Nov 2, 2016

${x}^{3} - 9 {x}^{2} + 25 x - 21 = \left(x - 3\right) \left(x - 3 - \sqrt{2}\right) \left(x - 3 + \sqrt{2}\right)$

Explanation:

$h \left(x\right) = {x}^{3} - 9 {x}^{2} + 25 x - 21$

The difference of squares identity can be written:

${a}^{2} - {b}^{2} = \left(a - b\right) \left(a + b\right)$

We use this later with $a = \left(x - 3\right)$ and $b = \sqrt{2}$

We are told that $3$ is a zero, so $\left(x - 3\right)$ must be a factor:

${x}^{3} - 9 {x}^{2} + 25 x - 21 = \left(x - 3\right) \left({x}^{2} - 6 x + 7\right)$

Then, completing the square we find:

${x}^{2} - 6 x + 7 = {x}^{2} - 6 x + 9 - 2$

$\textcolor{w h i t e}{{x}^{2} - 6 x + 7} = {\left(x - 3\right)}^{2} - {\left(\sqrt{2}\right)}^{2}$

$\textcolor{w h i t e}{{x}^{2} - 6 x + 7} = \left(\left(x - 3\right) - \sqrt{2}\right) \left(\left(x - 3\right) + \sqrt{2}\right)$

$\textcolor{w h i t e}{{x}^{2} - 6 x + 7} = \left(x - 3 - \sqrt{2}\right) \left(x - 3 + \sqrt{2}\right)$

Putting it all together:

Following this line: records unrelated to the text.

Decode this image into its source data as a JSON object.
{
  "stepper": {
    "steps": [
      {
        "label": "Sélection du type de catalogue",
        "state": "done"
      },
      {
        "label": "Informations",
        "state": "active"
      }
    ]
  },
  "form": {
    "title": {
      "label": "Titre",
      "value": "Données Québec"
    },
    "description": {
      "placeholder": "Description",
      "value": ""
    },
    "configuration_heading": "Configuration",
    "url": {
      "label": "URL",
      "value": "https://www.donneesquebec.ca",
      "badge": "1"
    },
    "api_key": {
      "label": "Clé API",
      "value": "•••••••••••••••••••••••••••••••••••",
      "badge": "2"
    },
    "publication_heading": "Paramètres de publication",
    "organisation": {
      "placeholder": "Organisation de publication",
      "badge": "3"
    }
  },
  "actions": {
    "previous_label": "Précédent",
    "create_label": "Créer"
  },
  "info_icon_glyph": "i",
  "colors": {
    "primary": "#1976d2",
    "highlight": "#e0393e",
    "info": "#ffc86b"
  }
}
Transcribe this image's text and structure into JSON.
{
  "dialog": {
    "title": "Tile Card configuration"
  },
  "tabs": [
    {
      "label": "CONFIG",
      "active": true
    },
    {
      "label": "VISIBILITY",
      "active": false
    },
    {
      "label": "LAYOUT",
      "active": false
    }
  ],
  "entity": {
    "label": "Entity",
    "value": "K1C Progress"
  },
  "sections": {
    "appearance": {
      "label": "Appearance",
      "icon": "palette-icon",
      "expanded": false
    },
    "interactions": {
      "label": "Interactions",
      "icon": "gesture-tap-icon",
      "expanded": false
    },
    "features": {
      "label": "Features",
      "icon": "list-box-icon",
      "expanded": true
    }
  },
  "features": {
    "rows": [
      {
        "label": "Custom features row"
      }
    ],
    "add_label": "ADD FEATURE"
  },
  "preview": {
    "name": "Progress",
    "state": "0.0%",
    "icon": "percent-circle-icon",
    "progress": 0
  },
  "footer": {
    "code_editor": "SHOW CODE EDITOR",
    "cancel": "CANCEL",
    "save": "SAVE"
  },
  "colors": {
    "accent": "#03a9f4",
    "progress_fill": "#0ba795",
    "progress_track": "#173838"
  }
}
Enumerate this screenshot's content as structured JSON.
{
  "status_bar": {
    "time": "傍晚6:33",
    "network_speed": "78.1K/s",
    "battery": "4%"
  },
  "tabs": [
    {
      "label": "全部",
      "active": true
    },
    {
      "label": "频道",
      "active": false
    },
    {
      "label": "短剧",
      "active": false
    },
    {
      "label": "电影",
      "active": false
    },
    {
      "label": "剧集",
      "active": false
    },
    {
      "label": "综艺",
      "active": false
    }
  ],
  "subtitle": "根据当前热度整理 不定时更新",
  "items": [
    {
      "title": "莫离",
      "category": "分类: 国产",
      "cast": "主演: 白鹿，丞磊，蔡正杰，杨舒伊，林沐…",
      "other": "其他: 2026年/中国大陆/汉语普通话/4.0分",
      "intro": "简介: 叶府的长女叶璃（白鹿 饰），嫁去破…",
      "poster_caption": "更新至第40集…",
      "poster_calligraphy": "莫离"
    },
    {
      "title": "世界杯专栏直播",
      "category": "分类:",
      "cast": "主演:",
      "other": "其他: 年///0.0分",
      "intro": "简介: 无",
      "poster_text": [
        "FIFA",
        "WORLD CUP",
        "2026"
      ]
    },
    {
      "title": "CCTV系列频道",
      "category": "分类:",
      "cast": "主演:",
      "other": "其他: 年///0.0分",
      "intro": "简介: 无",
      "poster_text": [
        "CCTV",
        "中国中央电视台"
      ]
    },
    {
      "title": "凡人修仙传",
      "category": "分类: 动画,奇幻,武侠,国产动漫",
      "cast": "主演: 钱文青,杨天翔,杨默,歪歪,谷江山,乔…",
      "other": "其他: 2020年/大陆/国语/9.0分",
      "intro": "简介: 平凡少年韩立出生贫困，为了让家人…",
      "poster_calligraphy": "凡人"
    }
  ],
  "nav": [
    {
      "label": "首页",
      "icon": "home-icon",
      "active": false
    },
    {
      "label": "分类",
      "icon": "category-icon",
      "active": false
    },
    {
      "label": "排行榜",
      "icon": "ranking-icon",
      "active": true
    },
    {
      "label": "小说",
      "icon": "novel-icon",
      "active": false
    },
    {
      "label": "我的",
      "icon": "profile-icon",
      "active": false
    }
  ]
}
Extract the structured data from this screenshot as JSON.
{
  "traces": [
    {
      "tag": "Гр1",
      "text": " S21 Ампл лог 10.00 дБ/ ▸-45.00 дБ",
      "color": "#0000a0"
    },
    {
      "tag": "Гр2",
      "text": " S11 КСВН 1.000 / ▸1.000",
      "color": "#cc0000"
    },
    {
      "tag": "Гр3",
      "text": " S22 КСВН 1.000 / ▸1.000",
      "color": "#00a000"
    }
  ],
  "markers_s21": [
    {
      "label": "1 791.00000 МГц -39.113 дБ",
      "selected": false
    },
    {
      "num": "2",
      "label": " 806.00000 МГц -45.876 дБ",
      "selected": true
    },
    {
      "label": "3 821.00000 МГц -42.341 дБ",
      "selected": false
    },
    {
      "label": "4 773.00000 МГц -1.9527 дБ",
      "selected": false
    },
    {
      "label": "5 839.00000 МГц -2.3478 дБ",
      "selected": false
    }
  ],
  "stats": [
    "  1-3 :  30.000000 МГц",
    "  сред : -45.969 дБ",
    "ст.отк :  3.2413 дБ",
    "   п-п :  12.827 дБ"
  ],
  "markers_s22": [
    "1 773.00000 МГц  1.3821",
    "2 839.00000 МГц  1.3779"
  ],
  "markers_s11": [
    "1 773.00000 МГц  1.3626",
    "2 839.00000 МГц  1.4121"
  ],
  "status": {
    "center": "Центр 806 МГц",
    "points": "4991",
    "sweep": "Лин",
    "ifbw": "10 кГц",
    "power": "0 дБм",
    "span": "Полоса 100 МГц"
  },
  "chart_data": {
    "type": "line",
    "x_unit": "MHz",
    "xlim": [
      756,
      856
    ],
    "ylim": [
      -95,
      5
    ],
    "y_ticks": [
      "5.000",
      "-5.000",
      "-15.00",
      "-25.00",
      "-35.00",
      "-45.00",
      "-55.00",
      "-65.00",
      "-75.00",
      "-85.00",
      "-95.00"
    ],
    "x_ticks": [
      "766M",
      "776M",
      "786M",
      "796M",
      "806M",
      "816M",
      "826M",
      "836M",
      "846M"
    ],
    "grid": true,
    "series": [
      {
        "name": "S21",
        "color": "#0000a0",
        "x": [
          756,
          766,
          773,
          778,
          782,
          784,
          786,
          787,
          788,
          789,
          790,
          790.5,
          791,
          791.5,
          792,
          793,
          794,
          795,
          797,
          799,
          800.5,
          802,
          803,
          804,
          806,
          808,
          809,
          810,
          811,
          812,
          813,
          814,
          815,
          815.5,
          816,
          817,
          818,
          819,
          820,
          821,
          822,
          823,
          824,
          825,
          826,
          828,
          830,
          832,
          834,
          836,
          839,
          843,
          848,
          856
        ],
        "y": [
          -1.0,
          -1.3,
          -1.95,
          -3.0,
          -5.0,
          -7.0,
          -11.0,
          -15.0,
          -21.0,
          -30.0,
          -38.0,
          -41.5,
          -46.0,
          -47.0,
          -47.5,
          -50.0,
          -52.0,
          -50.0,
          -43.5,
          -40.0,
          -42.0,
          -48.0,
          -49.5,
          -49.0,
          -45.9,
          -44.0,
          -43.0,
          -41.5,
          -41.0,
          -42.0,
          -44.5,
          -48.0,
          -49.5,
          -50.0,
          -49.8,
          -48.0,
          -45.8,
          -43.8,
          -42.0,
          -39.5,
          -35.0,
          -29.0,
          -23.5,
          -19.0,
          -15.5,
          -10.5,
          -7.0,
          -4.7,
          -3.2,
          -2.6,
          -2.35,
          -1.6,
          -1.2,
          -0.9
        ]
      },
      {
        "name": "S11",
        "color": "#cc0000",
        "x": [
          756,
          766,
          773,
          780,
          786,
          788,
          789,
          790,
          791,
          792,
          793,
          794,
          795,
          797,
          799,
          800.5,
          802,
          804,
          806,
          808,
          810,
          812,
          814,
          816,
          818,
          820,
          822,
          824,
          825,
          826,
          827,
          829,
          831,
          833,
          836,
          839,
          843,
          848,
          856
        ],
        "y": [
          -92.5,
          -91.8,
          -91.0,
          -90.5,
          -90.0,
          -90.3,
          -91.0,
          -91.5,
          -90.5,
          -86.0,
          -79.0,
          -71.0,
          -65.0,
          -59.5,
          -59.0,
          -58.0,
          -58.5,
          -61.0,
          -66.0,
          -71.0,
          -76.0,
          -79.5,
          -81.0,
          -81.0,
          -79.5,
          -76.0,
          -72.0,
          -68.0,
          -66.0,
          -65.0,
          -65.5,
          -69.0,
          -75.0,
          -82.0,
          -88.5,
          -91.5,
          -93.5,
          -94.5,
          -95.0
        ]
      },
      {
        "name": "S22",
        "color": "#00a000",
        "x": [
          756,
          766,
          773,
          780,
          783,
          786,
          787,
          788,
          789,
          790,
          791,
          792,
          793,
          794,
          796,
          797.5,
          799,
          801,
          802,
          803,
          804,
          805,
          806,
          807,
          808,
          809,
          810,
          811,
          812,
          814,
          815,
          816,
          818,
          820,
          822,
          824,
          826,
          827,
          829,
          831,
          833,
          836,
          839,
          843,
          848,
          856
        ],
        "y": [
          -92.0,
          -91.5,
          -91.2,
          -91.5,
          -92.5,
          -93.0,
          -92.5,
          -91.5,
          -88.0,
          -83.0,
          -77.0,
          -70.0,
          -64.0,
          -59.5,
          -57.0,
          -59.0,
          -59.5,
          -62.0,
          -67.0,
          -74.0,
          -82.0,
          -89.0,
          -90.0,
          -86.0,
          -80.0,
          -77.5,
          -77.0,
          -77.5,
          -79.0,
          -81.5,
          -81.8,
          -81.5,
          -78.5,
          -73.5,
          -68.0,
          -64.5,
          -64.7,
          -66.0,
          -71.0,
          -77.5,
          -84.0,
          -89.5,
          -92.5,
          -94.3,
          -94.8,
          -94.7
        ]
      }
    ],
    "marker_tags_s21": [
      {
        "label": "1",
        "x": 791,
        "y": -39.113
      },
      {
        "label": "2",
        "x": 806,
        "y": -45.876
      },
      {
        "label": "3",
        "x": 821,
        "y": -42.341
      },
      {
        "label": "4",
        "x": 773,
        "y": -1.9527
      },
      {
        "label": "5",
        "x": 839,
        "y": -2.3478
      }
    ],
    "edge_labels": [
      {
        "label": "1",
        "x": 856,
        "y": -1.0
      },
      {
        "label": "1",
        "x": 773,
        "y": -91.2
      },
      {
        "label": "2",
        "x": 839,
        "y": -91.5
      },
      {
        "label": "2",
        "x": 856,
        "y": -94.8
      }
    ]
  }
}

${x}^{3} - 9 {x}^{2} + 25 x - 21 = \left(x - 3\right) \left(x - 3 - \sqrt{2}\right) \left(x - 3 + \sqrt{2}\right)$